Her approach is different to each of the three journalists. She has flirted with Mr Broune, 'the susceptible old goose'; has even allowed him to kiss her although, as Trollope makes clear, she has no physical interest in men. Her letter to Mr Alf, who earns £6,000 a year (equivalent to £90,000 after tax in modern money) is unsuccessful, for Criminal Queens is damned by the Even mg Pulpit. 'Poor Booker', as he is called in another of Trollope's novels, The Prime Minister, arranges a good review of Lady Carbury's book in return for a good review of his own latest book New Tales of a Tub in the Breakfast Table.
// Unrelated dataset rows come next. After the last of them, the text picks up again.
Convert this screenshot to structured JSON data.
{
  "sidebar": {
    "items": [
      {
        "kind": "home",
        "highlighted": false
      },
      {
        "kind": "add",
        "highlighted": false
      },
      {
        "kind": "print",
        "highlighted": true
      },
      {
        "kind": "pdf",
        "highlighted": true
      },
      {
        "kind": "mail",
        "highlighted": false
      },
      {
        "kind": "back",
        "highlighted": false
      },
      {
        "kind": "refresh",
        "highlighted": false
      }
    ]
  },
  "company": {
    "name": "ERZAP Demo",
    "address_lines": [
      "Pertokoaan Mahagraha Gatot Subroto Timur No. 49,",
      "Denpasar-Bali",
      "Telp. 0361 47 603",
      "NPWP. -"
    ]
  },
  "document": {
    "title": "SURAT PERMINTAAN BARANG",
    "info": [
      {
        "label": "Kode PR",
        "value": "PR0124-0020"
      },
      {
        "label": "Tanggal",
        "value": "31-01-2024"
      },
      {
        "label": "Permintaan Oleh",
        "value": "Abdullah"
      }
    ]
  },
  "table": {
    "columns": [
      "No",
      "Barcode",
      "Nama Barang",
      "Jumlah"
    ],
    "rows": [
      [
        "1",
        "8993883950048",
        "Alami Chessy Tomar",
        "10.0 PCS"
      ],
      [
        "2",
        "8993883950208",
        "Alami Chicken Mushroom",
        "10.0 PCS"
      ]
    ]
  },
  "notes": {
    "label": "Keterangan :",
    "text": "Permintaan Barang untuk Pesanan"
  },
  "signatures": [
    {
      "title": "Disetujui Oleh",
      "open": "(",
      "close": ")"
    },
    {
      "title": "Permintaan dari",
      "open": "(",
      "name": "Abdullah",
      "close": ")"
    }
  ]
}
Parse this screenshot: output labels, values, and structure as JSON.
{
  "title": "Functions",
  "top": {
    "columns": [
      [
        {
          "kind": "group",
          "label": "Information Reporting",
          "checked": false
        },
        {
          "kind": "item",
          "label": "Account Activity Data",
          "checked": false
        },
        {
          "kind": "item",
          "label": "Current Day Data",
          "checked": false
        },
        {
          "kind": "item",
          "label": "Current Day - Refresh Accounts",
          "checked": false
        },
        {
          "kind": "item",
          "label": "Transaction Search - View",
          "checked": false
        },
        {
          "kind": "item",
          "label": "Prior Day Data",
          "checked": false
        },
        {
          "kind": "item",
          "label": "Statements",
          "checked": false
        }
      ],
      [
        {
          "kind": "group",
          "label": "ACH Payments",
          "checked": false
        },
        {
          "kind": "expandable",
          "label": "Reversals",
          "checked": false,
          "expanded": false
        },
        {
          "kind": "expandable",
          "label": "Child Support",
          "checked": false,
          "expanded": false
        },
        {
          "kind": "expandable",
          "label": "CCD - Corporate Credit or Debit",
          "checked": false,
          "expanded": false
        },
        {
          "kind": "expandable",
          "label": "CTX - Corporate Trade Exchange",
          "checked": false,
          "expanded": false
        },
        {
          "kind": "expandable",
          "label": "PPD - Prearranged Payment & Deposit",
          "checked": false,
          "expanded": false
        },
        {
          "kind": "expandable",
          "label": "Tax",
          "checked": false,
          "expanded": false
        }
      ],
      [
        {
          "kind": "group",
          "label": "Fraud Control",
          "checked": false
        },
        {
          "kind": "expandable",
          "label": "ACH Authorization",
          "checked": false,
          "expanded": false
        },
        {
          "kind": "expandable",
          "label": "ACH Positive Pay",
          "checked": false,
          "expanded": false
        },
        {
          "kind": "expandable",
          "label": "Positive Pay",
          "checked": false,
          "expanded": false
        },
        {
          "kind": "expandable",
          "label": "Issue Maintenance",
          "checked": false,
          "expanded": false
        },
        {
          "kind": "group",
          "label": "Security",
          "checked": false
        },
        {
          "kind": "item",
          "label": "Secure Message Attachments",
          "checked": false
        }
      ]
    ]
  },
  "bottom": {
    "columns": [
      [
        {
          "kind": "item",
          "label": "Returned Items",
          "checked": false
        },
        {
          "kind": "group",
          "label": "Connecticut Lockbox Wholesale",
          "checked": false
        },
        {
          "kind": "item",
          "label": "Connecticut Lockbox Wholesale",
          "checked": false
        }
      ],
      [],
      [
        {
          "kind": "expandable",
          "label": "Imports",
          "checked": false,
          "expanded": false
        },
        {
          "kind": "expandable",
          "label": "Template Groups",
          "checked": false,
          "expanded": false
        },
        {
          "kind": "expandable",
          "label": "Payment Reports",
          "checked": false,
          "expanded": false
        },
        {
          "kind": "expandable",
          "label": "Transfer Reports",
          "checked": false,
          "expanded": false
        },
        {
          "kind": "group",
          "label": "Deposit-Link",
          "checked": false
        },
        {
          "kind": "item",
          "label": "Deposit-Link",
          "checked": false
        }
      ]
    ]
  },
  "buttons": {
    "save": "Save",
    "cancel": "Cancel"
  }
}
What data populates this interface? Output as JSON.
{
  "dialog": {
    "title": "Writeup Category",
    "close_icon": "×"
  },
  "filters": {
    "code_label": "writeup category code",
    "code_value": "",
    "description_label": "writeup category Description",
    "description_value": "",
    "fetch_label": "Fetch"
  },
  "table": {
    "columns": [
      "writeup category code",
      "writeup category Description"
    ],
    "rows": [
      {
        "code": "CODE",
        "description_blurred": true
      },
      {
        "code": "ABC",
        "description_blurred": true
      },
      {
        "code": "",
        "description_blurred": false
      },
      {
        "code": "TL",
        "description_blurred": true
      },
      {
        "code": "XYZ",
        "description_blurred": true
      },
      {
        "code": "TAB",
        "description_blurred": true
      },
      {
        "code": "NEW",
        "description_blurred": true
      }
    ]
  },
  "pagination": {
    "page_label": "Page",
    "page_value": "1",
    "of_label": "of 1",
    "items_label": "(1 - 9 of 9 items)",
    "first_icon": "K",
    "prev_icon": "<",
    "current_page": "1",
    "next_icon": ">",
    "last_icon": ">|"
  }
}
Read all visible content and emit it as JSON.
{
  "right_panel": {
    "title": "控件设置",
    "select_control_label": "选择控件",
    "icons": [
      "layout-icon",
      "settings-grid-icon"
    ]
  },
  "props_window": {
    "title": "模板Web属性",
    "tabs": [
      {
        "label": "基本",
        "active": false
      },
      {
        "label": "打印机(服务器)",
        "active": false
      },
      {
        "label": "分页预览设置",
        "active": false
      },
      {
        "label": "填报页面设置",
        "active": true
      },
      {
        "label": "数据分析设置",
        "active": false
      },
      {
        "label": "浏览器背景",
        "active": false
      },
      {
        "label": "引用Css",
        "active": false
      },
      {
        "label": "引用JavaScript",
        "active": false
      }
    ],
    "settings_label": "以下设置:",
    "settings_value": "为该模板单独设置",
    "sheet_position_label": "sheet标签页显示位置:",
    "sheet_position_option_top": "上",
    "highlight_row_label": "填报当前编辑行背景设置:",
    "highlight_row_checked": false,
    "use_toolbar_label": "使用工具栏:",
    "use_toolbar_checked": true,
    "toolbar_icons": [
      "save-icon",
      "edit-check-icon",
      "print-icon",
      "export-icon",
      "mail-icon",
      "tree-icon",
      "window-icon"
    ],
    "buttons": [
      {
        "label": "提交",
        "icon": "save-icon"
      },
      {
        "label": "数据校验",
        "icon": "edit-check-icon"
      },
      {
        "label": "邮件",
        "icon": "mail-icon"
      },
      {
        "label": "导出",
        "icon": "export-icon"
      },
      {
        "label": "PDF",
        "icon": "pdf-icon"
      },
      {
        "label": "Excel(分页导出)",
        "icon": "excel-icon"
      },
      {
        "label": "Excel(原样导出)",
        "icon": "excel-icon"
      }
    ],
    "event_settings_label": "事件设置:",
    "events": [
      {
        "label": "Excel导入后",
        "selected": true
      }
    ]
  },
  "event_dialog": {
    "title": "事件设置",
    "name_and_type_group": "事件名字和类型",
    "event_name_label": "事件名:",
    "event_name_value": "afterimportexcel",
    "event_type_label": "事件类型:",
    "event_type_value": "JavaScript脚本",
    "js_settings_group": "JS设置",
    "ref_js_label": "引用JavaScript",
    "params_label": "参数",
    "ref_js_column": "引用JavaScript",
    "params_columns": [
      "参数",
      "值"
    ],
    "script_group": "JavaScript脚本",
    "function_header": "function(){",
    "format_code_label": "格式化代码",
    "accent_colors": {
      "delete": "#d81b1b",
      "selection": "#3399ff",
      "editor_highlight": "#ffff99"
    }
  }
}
He manages to review Criminal Queens in friendly fashion even 'Without cutting the book, so that its value for purposes of after sale might not be injured'. Trollope was here indulging in malice against the literary editor of the Spectator, on which the Literary Chronicle was modelled. The modern Lady Carbury would not of course be trying to puff her work on literary editors; she would be getting her face on television book programmes.

Lady Carbury, in The Way We Live Now, turns down an offer of marriage from Mr Etroune, even although the income of £3,000 a year would pay off her debts. All her hopes of financial stability rest on her son, Sir Felix Carbury, getting married to Marie Melmotte. And Marie actually loves the spoilt, heartless, evil baronet. She loves him although he has been bribed by Augustus Melmotte to lay off the suit; although he is dallying with a country girl, from Suffolk; although he considers her 'an infernal little ass' Augustus Melmotte has set aside money for Marie, not from affection but as a security against financial collapse. The prospect of this money encourages Sir Felix to Propose an elopement to Marie; after all, another 'city chap', Mr Goldsheiner, eloped with Lady Julia Start, and afterwards was forgiven, and now has a house close to Albert Gate.

Those were the days of women's emancipation, as ever brought across the Atlantic from the United States. Nowadays, a woman in California can sue her ex-lover for having abandoned her, spoilt her career and hurt her feelings. In The Way We Live Now the unlucky Paul Montagne not only becomes a director of Mr Melmotte's railway company but is pursued from California by the beautiful and strong-minded Winifred Hurtle who wants him to hold by his early promise of marriage. He has heard gossip about her, and some of the truth of this she admits. Yes, she did shoot a man dead in Oregon, but it is quite untrue to say that she fought a duel with her former husband. English men are so insipid, she thinks; how she would like to be introduced to the frank, ruthless Augustus Melmotte!

However, Augustus Melmotte gets his come-uppance. His fellow-director, the astute Mr Cohenlupe, makes off with the cash of the South Central Pacific and Mexican Railway. The Lord Mayor of London issues a warrant for the arrest of Mr Melmotte, who is now in the House of Commons. Mr Melmotte 'dines', in Trollope's phrase, on cognac mixed with champagne, and eight-inch-long cigars. He later rises to speak, is silent then slumps onto the back of the member in front of him. He goes home to his empty house and kills himself with a dose of prussic acid. This was, and is, as Trollope said, The Way We Live Now.

This is the last of three articles on Trollope's political England.